So who are we in Mt Albert – who are the people MARA stands for? Bruce Morris offers some statistics which don’t tell the full story… but are still interesting

View from top of Mt Albert

Who is the ‘typical’ Mt Albertian?

[Written August 2017]

IF YOU bang into someone on the streets of Mt Albert who is a 35-year-old Pakeha, probably with a child, working in a professional field earning more than a mate elsewhere and living in her own home with a partner – you have found a typical Mt Albertian.

How do we know that? Easy – statistics.

Well, sort of easy. As British Prime Minister Benjamin Disraeli once noted (with Mark Twain spreading the wisdom to a wider audience), “There are three kinds of lies: lies, damned lies, and statistics.”

No one would accuse Statistics NZ of being involved in some sort of conspiracy, however, and the census is the most reliable way we have to identify the people who live in our neighbourhood and how they manage their lives.

So how do we measure up?

To start with, Mt Albert can mean different things to different people. The old Mt Albert borough – and then city – stretched from Owairaka and Sandringham north through Morningside to Kingsland. But the boundaries became rather blurred when Mt Albert became part of Auckland City Council in 1989 – and even more hazy when the supercity arrived in 2011.

The census results are based on “Mt Albert Central”, which Statistics NZ has decided lies broadly between Mt Albert Rd and St Lukes Rd, taking in parts of Carrington to the north-west and more or less Alberton House and MAGS in the east.

It’s a curious delineation because it ignores all those streets on the southern side of Mt Albert Rd (Summit Drive, Ferner Ave, Allendale Rd, for example) that most people would see as part of the heart of the suburb.

But much of the value of any census is the ability to compare latest statistics with the same area canvassed in earlier years, so we’re stuck with Mt Albert Central for an understanding how we shape up compared to the rest of Auckland and the country.

The population of Mt Albert Central in the 2013 census was a mere 5673 people (2898 female and 2775 male), a rise of just 33 people since the 2006 census (the planned census for 2010 was postponed because of issues with the Christchurch quakes).

These were the main findings in the 2013 census for Mt Albert Central (and inflation and other factors will have changed some things since then):

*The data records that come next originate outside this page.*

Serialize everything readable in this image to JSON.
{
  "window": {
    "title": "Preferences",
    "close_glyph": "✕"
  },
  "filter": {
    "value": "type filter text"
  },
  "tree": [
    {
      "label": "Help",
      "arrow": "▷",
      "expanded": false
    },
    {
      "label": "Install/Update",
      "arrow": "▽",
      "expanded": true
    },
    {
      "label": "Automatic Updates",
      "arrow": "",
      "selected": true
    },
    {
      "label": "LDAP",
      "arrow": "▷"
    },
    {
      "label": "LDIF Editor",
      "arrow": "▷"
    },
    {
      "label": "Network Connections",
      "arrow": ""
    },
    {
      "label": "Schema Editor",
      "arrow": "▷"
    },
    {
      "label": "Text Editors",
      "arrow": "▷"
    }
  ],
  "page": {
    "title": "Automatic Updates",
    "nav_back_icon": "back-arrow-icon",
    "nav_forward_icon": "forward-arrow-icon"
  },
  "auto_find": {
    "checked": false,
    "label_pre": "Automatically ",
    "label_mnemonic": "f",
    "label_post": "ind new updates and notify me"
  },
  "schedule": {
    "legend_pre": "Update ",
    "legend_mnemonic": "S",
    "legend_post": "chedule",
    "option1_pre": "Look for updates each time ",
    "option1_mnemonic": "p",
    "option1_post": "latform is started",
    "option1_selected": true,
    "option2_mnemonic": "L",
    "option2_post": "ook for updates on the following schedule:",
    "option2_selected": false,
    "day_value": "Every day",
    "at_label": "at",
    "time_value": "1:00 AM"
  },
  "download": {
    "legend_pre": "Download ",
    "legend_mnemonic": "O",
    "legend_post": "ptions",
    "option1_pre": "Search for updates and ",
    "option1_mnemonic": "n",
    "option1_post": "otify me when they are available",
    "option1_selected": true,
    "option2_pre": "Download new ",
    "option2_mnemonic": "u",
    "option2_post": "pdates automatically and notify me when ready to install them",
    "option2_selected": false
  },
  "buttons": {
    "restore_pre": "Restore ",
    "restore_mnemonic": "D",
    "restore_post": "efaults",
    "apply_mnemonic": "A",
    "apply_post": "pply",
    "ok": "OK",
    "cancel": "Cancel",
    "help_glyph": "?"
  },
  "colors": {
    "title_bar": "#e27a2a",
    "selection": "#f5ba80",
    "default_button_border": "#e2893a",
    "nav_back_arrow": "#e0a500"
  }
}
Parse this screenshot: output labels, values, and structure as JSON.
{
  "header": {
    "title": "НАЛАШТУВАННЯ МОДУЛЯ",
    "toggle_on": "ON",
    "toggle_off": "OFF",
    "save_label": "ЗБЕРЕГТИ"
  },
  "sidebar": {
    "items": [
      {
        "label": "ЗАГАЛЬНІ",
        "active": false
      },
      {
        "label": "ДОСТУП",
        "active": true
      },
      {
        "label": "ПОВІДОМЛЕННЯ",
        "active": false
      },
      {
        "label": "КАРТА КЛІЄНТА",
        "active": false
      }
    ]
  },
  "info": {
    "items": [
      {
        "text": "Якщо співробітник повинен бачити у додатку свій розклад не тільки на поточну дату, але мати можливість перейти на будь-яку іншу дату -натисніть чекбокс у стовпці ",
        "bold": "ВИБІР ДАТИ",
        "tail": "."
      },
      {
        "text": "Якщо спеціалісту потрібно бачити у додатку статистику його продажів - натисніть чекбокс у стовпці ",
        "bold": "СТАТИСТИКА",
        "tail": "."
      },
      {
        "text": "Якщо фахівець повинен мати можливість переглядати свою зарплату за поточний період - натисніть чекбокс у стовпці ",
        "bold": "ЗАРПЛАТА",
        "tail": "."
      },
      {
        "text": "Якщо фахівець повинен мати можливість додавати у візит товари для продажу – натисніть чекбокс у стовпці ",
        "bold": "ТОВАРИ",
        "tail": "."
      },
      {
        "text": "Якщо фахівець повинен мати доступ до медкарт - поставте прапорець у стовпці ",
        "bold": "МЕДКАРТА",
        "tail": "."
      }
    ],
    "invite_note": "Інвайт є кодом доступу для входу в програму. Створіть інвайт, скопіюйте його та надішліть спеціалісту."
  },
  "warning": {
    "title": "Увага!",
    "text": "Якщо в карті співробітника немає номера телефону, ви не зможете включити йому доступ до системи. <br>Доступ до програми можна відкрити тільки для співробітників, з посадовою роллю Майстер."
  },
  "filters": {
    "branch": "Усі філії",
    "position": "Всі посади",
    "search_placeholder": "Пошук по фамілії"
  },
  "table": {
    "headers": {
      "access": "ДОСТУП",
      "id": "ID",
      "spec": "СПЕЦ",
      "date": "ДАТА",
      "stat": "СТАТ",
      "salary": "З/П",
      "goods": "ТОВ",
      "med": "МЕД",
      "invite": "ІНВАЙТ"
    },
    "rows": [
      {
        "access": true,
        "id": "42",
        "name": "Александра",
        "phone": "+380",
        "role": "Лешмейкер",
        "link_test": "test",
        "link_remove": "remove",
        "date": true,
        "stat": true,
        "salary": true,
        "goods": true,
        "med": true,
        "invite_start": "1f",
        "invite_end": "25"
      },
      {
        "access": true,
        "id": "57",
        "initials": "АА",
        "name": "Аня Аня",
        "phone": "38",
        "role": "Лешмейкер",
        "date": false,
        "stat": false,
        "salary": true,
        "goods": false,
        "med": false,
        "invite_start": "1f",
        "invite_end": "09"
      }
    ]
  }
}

  • How old we were: the median age was 34.4 years, as against 35.1 years across Auckland. And 8.7 per cent of us were aged 65 and over, compared with 11.5 per cent for all of Auckland. So we’re a younger mob here.
  • Our ethnic background: just over 70 per cent of us were Pakeha/European, against 59.3 per cent across the city. Ethnic breakdowns: Maori, 7.1 per cent Mt Albert Central, 10.7 per cent for all of Auckland; Pacific people, 6.1 per cent/10.7 per cent; Asian people, 22.9 per cent/23.1 per cent.
  • Where we were born: 34.7 per cent of us started life overseas, compared with 39.1 per cent as a whole. Most of those born overseas came from Asia.
  • How many of us shared our lives with a partner and children: 46.1 per cent of those living in Mt Albert Central were married, and 12.6 per cent were separated, divorced or widowed. Couples with children made up 50 per cent of all families (against 46.5 elsewhere in the city) and couples without children touched 35 per cent (similar to the wider statistic).
  • How qualified we were: 90.3 per cent of people over 15 years had a formal qualification, compared to 83.2 per cent across Auckland. Nearly 40 per centof us held a bachelor’s degree or higher qualification, against 24.7 per cent in Auckland as a whole.
  • How many of us were in jobs and what we did: The unemployment rate for people aged 15 and over was 6.2 per cent, compared with 8.1 per cent over the supercity. The most common occupational group was “professionals”, as it was elsewhere.
  • How much we earned: 37.1 per cent of people aged over 15 had an annual income above $50,000 (across Auckland the figure was 35.1), and 37 per cent earned less than $20,000 (39 per cent elsewhere).
  • The household gadgets: 87.2 per cent of households had access to the internet, compared with 81.6 over the whole city; 87.4 had access to a cellphone, as opposed to 84.8 per cent elsewhere in Auckland.
  • How we got to work: Like elsewhere in the city, most people (60.2 per cent) travelled to work in a privately-owned car, truck or van. Just over 10 per cent drove a company wagon and 9.5 per cent took a bus.
  • The houses we owned: Just under 60 per cent of households in occupied private dwellings owned the place or held it in a family trust – as against 61.5 per cent across the city. Those who rented paid a median $360 weekly (wider Auckland: $350).